5 ways email and social can help each other out

The days of the marketer deciding the channel are long gone. In order to reach your audience, you now must find them on their chosen channel and be ready with the right message.

But with social and email and SMS and more, where’s the best place to reach out?

The sheer size and scale of social media suggests that’s where to head. In 2019, Twitter’s monthly users hit 330 million with Facebook’s at a massive 2.7 billion in the first quarter of 2020. However, as huge as these numbers are, they are still nothing to the number of email accounts held around the world: just over 4 billion.

So rather than choosing between the two, how about combining their power? This approach seems to be the way forward for many marketers, now using an omnichannel marketing approach that puts the customer at the center.

Take a look at our five ways to harness social and email together in order to fully support your omnichannel marketing campaigns.

1. Add links to your social profiles in your email marketing campaigns
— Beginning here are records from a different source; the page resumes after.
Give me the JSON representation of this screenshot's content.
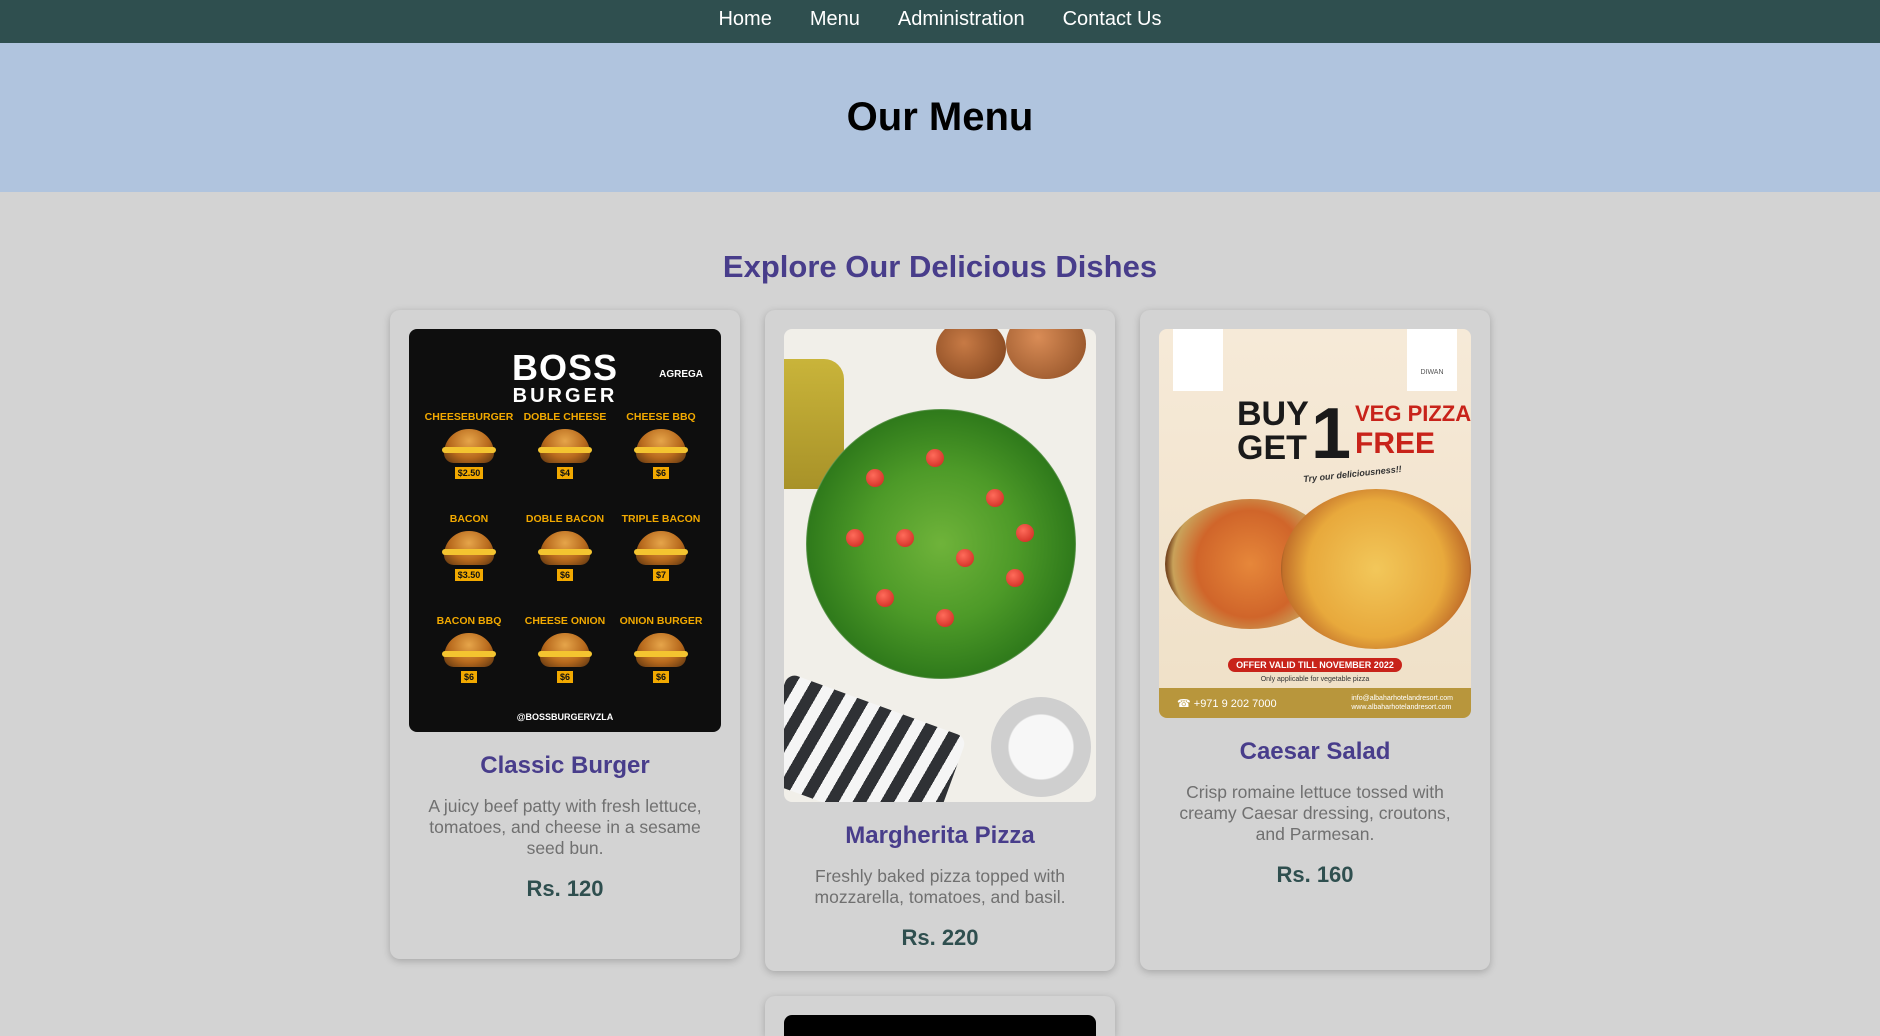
{
  "nav": {
    "items": [
      {
        "label": "Home"
      },
      {
        "label": "Menu"
      },
      {
        "label": "Administration"
      },
      {
        "label": "Contact Us"
      }
    ]
  },
  "hero": {
    "title": "Our Menu"
  },
  "section": {
    "title": "Explore Our Delicious Dishes"
  },
  "colors": {
    "nav_bg": "#2f4f4f",
    "hero_bg": "#b0c4de",
    "page_bg": "#d3d3d3",
    "accent": "#483d8b",
    "price": "#2f4f4f"
  },
  "dishes": [
    {
      "name": "Classic Burger",
      "description": "A juicy beef patty with fresh lettuce, tomatoes, and cheese in a sesame seed bun.",
      "price": "Rs. 120",
      "image": {
        "brand_top": "BOSS",
        "brand_bottom": "BURGER",
        "badge": "AGREGA",
        "items": [
          {
            "name": "CHEESEBURGER",
            "price": "$2.50"
          },
          {
            "name": "DOBLE CHEESE",
            "price": "$4"
          },
          {
            "name": "CHEESE BBQ",
            "price": "$6"
          },
          {
            "name": "BACON",
            "price": "$3.50"
          },
          {
            "name": "DOBLE BACON",
            "price": "$6"
          },
          {
            "name": "TRIPLE BACON",
            "price": "$7"
          },
          {
            "name": "BACON BBQ",
            "price": "$6"
          },
          {
            "name": "CHEESE ONION",
            "price": "$6"
          },
          {
            "name": "ONION BURGER",
            "price": "$6"
          }
        ],
        "handle": "@BOSSBURGERVZLA"
      }
    },
    {
      "name": "Margherita Pizza",
      "description": "Freshly baked pizza topped with mozzarella, tomatoes, and basil.",
      "price": "Rs. 220"
    },
    {
      "name": "Caesar Salad",
      "description": "Crisp romaine lettuce tossed with creamy Caesar dressing, croutons, and Parmesan.",
      "price": "Rs. 160",
      "image": {
        "buy": "BUY",
        "one": "1",
        "get": "GET",
        "veg": "VEG PIZZA",
        "free": "FREE",
        "tagline": "Try our deliciousness!!",
        "right_logo": "DIWAN",
        "offer": "OFFER VALID TILL NOVEMBER 2022",
        "offer_note": "Only applicable for vegetable pizza",
        "phone": "+971 9 202 7000",
        "email": "info@albaharhotelandresort.com",
        "web": "www.albaharhotelandresort.com"
      }
    }
  ]
}
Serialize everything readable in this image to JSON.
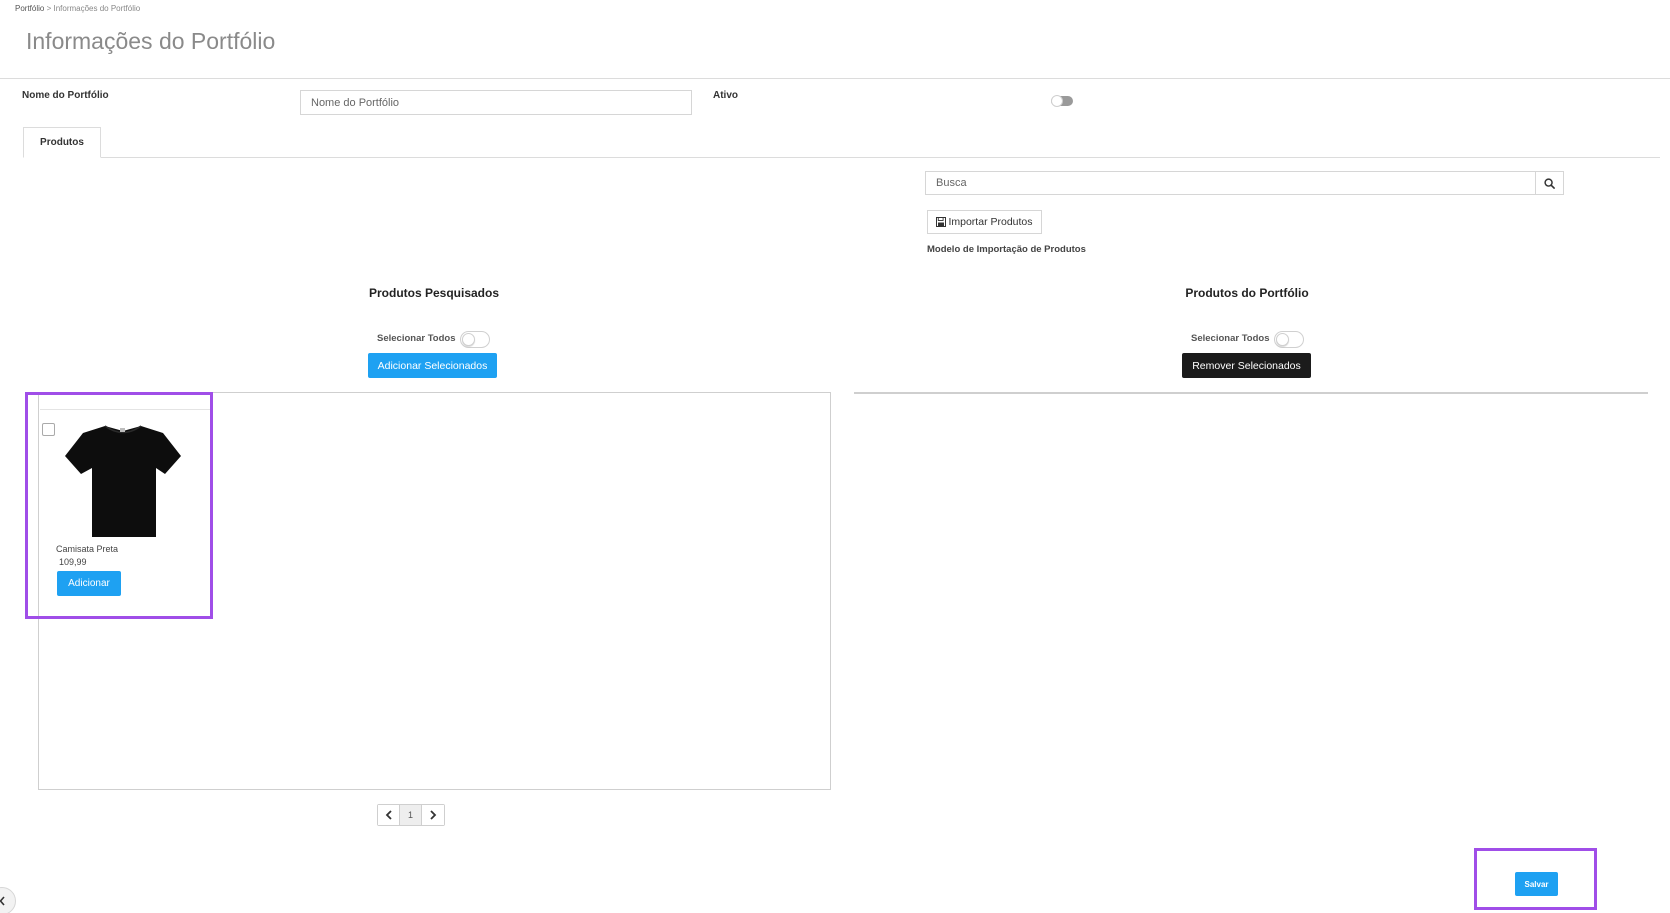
{
  "breadcrumb": {
    "root": "Portfólio",
    "separator": " > ",
    "current": "Informações do Portfólio"
  },
  "page_title": "Informações do Portfólio",
  "form": {
    "name_label": "Nome do Portfólio",
    "name_placeholder": "Nome do Portfólio",
    "active_label": "Ativo"
  },
  "tabs": [
    {
      "label": "Produtos"
    }
  ],
  "search": {
    "placeholder": "Busca",
    "icon": "search-icon"
  },
  "import": {
    "button_label": "Importar Produtos",
    "icon": "save-icon",
    "template_link": "Modelo de Importação de Produtos"
  },
  "searched_products": {
    "title": "Produtos Pesquisados",
    "select_all_label": "Selecionar Todos",
    "add_selected_label": "Adicionar Selecionados",
    "items": [
      {
        "name": "Camisata Preta",
        "price": "109,99",
        "add_label": "Adicionar",
        "image": "black-tshirt"
      }
    ],
    "pagination": {
      "current_page": "1"
    }
  },
  "portfolio_products": {
    "title": "Produtos do Portfólio",
    "select_all_label": "Selecionar Todos",
    "remove_selected_label": "Remover Selecionados"
  },
  "save_label": "Salvar",
  "colors": {
    "primary": "#1ea1f2",
    "dark": "#1b1b1b",
    "highlight": "#a04ee8"
  }
}
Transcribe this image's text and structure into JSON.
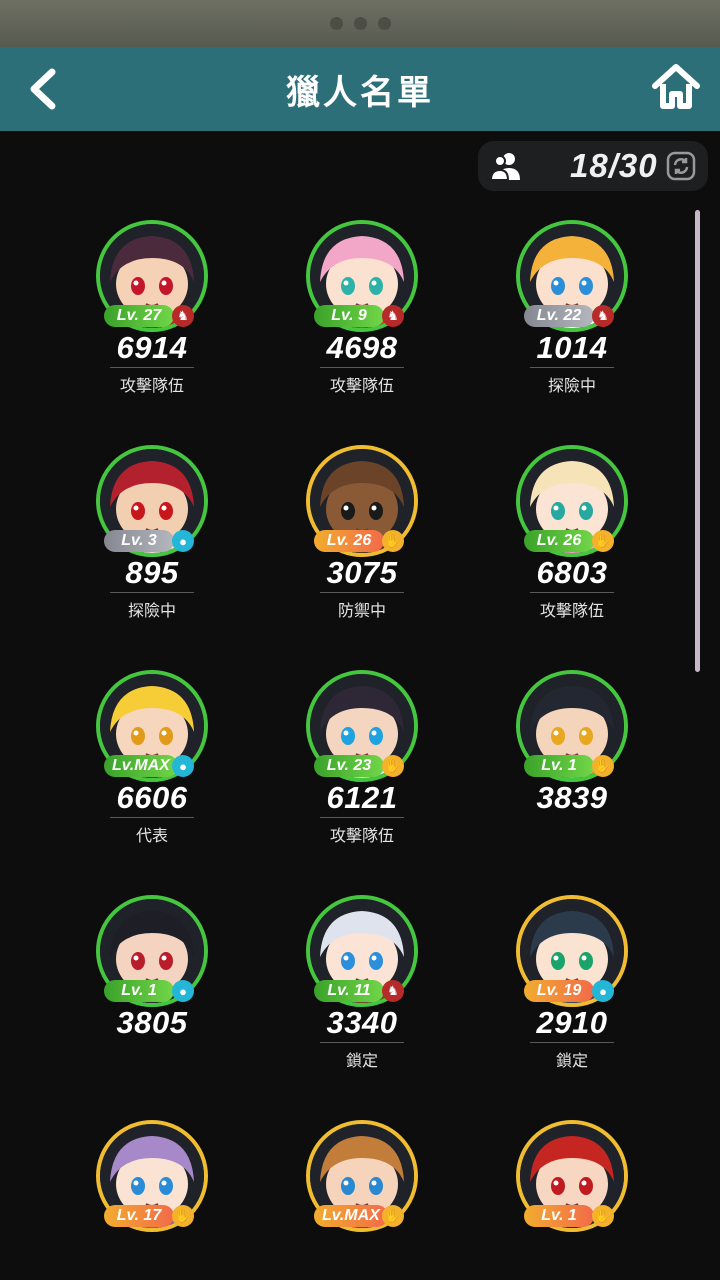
{
  "header": {
    "title": "獵人名單",
    "back_icon": "back-arrow-icon",
    "home_icon": "home-icon"
  },
  "roster": {
    "count": "18/30",
    "people_icon": "people-icon",
    "sync_icon": "sync-icon"
  },
  "hunters": [
    {
      "lv": "Lv. 27",
      "lv_color": "green",
      "element": "red",
      "power": "6914",
      "status": "攻擊隊伍",
      "hair": "#4b2a3c",
      "skin": "#f5d1b6",
      "eyes": "#c4162a",
      "accent": "#c8261f",
      "ring": "green"
    },
    {
      "lv": "Lv. 9",
      "lv_color": "green",
      "element": "red",
      "power": "4698",
      "status": "攻擊隊伍",
      "hair": "#f3a7c8",
      "skin": "#fbe1d0",
      "eyes": "#2db1a8",
      "accent": "#e23a3a",
      "ring": "green"
    },
    {
      "lv": "Lv. 22",
      "lv_color": "gray",
      "element": "red",
      "power": "1014",
      "status": "探險中",
      "hair": "#f4b23a",
      "skin": "#fbe1cd",
      "eyes": "#2a8fd8",
      "accent": "#ffffff",
      "ring": "green"
    },
    {
      "lv": "Lv. 3",
      "lv_color": "gray",
      "element": "cyan",
      "power": "895",
      "status": "探險中",
      "hair": "#b4212e",
      "skin": "#f3cfb2",
      "eyes": "#c8161d",
      "accent": "#e9e3d9",
      "ring": "green"
    },
    {
      "lv": "Lv. 26",
      "lv_color": "orange",
      "element": "yellow",
      "power": "3075",
      "status": "防禦中",
      "hair": "#6b4328",
      "skin": "#8a5a36",
      "eyes": "#1a1a1a",
      "accent": "#5b3a22",
      "ring": "gold"
    },
    {
      "lv": "Lv. 26",
      "lv_color": "green",
      "element": "yellow",
      "power": "6803",
      "status": "攻擊隊伍",
      "hair": "#f6e4b8",
      "skin": "#fbe4d3",
      "eyes": "#27a9a1",
      "accent": "#f1a8c1",
      "ring": "green"
    },
    {
      "lv": "Lv.MAX",
      "lv_color": "green",
      "element": "cyan",
      "power": "6606",
      "status": "代表",
      "hair": "#f7cd37",
      "skin": "#f6d7bd",
      "eyes": "#e29a19",
      "accent": "#2052a8",
      "ring": "green"
    },
    {
      "lv": "Lv. 23",
      "lv_color": "green",
      "element": "yellow",
      "power": "6121",
      "status": "攻擊隊伍",
      "hair": "#2d2736",
      "skin": "#f4d5c0",
      "eyes": "#1ea3e0",
      "accent": "#e8e8f0",
      "ring": "green"
    },
    {
      "lv": "Lv. 1",
      "lv_color": "green",
      "element": "yellow",
      "power": "3839",
      "status": "",
      "hair": "#232732",
      "skin": "#f4d4bb",
      "eyes": "#e7a81f",
      "accent": "#e59a2c",
      "ring": "green"
    },
    {
      "lv": "Lv. 1",
      "lv_color": "green",
      "element": "cyan",
      "power": "3805",
      "status": "",
      "hair": "#1d1e26",
      "skin": "#f4d4c0",
      "eyes": "#b91c2a",
      "accent": "#2c2d38",
      "ring": "green"
    },
    {
      "lv": "Lv. 11",
      "lv_color": "green",
      "element": "red",
      "power": "3340",
      "status": "鎖定",
      "hair": "#dfe3ee",
      "skin": "#fbe4d6",
      "eyes": "#2b8fdb",
      "accent": "#7a4a2c",
      "ring": "green"
    },
    {
      "lv": "Lv. 19",
      "lv_color": "orange",
      "element": "cyan",
      "power": "2910",
      "status": "鎖定",
      "hair": "#2c3b4c",
      "skin": "#fbe3d2",
      "eyes": "#1aa36b",
      "accent": "#3a4d61",
      "ring": "gold"
    },
    {
      "lv": "Lv. 17",
      "lv_color": "orange",
      "element": "yellow",
      "power": "",
      "status": "",
      "hair": "#a788c9",
      "skin": "#fbe3d3",
      "eyes": "#2a8bd6",
      "accent": "#8769ad",
      "ring": "gold"
    },
    {
      "lv": "Lv.MAX",
      "lv_color": "orange",
      "element": "yellow",
      "power": "",
      "status": "",
      "hair": "#c27d3a",
      "skin": "#f6d4bb",
      "eyes": "#2a88d1",
      "accent": "#3b6e3a",
      "ring": "gold"
    },
    {
      "lv": "Lv. 1",
      "lv_color": "orange",
      "element": "yellow",
      "power": "",
      "status": "",
      "hair": "#c62621",
      "skin": "#f7d7c2",
      "eyes": "#c11b22",
      "accent": "#2a2a2a",
      "ring": "gold"
    }
  ]
}
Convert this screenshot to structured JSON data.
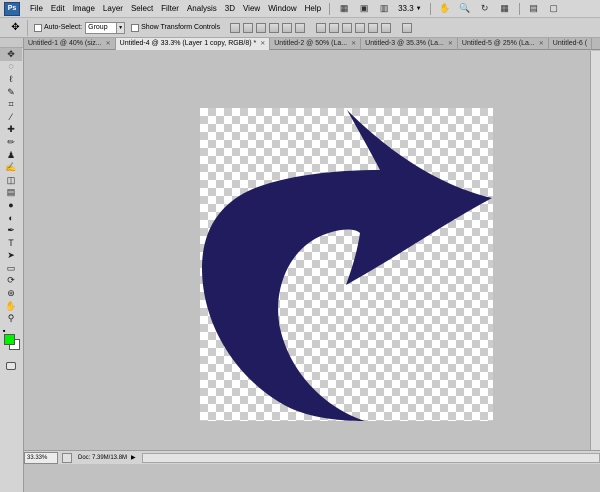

This is a quick, easy, and completely free-of-charge way to get your email recipients to connect with you via social media. This opens up a new channel through which to further promote your chosen content. If they decide not to take immediate action in your email, a social post – maybe promoting a piece of content or new product line – later down the line may be what sways them.

banner-blog-social

2. Twitter advertiser cards

Advertiser cards are a great way to increase sign-ups to your monthly newsletter. Make sure you include a strong offer, an incentive that followers can’t resist (i.e. 10% off your first order). What’s more, they won’t click through unless your text and creative are both on point. Make sure your landing page is looking top-notch too. It only takes a few clicks for your followers to share their information with you…

3. Social influencers

Reach out to social influencers relevant to your brand or chosen topic. Getting them to promote your business will help increase your online reputation and overall brand awareness. This can lead to more traffic on your site and, with a handy email popover in place, more sign-ups. 

Plus, the great thing about social is its sharing and conversation capabilities. Influencers can leverage your best brand content and share it with their followers who in turn will share it with theirs. Before long your message will permeate through your target market, stirring potential customer audiences. 

4. Marketing automation

The ability to target specific groups of people exists on both channels. Automating your marketing lets you schedule, track, and use insights from communications to target leads and customers. With email, you can use an array of segmentation tactics to tailor the message to individuals; and through Facebook Audiences you’re able to get in front of motivated segments of your audiences. The targeting possibilities are endless… 

5. Tailor the content to the channel

It’s important to remember to adapt your message according to where it’ll be seen and by whom. Email is personal and recognized as a channel through which transactions happen, whereas social is more of an open platform for sharing and chatting. If you’re unsure, check out our three marketer’s guides for copywriting. Learn how to fine-tune your messaging with content that resonates with audiences every time. 


That’s our five tips. For a full breakdown of these points and advice on how best to action them, download our infographic Combining the power of email and social.

How to write the perfect email marketing copy

Email marketing requires you to wear many hats – you have to be a designer, a data analyst, a workflow expert, and more. And, after all of that, you’re left with one of the hardest jobs of all:…

7 email marketing components to test

Discover seven components of email marketing campaigns to test for an optimal strategy that helps you engage customers smarter.

Top five content trends for 2021

Indeed, a recent Accenture poll concluded the average consumer has “dramatically evolved”, while a YouGov survey found 27% of consumers say that item cost is now a more important factor when shopping as half of workers have…

This site uses cookies to improve your user experience. By using this site you agree to these cookies being set. To find out more see our cookies policy.